:: Material for the task

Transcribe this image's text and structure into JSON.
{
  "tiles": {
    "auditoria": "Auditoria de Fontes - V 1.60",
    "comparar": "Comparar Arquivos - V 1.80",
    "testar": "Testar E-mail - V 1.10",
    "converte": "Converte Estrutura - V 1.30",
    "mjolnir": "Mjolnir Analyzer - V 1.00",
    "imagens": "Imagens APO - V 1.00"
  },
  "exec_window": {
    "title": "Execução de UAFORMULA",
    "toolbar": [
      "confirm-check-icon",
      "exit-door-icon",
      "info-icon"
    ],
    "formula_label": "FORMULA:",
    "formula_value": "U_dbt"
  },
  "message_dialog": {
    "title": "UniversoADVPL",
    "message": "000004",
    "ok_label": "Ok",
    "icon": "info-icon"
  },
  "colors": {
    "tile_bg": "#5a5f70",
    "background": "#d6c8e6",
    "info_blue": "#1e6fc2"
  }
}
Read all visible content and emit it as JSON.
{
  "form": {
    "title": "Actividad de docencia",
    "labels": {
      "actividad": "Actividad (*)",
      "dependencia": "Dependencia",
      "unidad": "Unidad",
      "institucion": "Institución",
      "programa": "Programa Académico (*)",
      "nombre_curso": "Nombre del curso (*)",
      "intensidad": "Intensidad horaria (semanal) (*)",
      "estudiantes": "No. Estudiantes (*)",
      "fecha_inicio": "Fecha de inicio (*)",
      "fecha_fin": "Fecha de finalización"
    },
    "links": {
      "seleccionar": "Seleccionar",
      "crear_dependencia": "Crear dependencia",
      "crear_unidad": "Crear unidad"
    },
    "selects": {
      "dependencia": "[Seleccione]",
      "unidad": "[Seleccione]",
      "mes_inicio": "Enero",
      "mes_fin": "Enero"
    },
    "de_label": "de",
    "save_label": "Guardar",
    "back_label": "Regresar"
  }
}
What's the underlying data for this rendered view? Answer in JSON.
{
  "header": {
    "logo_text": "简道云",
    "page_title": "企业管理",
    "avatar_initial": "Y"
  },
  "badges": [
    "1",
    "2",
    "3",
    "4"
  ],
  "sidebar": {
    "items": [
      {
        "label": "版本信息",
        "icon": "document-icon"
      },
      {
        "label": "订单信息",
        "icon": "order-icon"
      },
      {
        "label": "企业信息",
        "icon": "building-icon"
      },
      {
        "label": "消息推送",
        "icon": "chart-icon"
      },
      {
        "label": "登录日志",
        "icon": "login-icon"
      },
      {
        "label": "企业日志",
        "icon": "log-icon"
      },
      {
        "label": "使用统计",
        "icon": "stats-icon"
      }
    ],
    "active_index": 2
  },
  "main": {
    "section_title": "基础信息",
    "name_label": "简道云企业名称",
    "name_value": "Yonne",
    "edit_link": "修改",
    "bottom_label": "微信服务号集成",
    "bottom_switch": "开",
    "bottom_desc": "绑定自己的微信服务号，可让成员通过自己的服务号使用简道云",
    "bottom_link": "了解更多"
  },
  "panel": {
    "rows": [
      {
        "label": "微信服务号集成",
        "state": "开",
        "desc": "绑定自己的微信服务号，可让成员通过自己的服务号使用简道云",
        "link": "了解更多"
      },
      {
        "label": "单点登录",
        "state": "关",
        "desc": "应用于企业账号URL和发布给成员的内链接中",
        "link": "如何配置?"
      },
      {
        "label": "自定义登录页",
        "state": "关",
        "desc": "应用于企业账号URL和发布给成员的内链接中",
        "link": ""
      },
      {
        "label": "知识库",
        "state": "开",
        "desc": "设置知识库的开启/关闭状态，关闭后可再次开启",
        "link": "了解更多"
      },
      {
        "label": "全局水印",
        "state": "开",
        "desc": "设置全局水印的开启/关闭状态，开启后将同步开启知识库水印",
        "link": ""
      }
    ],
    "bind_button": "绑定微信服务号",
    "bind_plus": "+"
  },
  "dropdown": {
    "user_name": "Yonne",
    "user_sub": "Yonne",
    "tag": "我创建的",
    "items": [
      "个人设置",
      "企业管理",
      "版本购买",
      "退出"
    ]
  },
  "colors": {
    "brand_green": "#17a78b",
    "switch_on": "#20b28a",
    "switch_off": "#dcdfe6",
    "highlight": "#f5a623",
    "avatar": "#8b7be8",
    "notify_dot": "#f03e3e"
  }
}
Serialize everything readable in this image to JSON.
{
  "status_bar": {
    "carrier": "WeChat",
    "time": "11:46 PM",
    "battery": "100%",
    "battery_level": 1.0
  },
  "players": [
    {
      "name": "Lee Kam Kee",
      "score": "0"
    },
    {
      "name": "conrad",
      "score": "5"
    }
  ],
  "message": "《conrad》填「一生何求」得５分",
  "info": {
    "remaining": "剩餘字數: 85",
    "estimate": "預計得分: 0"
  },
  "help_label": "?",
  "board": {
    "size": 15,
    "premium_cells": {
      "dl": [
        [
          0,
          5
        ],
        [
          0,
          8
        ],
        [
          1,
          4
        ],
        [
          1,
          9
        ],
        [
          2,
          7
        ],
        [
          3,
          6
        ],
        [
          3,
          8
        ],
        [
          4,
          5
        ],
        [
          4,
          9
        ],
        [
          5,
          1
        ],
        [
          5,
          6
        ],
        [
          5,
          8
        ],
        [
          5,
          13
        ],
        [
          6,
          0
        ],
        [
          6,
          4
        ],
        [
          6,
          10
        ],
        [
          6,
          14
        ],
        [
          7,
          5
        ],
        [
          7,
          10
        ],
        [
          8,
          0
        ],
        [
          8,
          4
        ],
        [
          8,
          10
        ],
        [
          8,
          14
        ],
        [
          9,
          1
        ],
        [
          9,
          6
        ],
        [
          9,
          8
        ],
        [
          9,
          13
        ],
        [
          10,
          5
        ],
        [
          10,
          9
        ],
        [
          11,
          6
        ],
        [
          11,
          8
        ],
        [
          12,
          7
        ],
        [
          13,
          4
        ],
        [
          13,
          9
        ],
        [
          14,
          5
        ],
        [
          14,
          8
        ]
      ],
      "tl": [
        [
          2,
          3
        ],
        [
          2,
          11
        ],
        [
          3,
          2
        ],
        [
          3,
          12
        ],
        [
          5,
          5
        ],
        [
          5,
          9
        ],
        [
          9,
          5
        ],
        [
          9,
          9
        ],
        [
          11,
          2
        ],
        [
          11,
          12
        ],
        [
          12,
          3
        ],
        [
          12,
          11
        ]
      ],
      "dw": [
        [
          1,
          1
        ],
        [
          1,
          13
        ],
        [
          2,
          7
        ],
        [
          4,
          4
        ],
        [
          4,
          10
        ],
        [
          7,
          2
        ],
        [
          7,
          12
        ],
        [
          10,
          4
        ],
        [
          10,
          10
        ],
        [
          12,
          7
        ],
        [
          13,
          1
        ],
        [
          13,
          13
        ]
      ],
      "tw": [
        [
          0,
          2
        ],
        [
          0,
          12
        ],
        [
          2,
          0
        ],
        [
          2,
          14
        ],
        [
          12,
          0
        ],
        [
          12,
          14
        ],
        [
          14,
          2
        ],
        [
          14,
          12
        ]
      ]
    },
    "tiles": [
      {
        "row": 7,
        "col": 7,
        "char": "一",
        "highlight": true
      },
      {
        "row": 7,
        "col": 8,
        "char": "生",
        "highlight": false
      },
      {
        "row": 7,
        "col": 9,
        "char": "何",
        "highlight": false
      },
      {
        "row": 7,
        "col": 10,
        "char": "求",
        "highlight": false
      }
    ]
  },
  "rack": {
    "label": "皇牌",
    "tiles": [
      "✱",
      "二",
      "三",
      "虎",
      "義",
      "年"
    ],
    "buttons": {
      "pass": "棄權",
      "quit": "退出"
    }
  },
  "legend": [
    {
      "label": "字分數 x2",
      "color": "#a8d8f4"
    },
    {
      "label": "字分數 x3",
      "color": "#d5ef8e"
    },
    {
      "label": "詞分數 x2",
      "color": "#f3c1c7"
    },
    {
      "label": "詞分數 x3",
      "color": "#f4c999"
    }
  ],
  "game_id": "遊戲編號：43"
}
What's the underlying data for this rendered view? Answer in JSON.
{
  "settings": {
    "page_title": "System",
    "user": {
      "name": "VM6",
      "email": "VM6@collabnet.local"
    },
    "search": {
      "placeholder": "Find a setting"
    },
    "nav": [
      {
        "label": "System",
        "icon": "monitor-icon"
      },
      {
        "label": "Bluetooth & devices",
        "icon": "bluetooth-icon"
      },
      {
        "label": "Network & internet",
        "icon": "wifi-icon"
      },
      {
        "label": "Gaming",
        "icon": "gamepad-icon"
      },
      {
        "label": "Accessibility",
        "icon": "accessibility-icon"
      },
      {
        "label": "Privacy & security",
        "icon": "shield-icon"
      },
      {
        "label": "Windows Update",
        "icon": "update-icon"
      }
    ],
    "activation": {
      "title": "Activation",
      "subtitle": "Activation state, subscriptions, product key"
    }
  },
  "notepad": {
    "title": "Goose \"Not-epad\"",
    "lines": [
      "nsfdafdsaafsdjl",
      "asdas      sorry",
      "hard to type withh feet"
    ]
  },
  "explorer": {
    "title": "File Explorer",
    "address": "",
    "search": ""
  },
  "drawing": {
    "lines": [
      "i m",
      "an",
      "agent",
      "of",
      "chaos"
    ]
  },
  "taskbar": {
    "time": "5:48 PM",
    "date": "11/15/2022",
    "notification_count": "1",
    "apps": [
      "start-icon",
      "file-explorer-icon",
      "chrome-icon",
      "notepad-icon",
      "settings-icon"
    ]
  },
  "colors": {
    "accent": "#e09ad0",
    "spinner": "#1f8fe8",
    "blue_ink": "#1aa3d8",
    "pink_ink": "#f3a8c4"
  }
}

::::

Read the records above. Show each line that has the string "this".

Transcribe this image's text and structure into JSON.
What's the underlying data for this rendered view? Answer in JSON.
Serialize everything readable in this image to JSON.
What's the underlying data for this rendered view? Answer in JSON.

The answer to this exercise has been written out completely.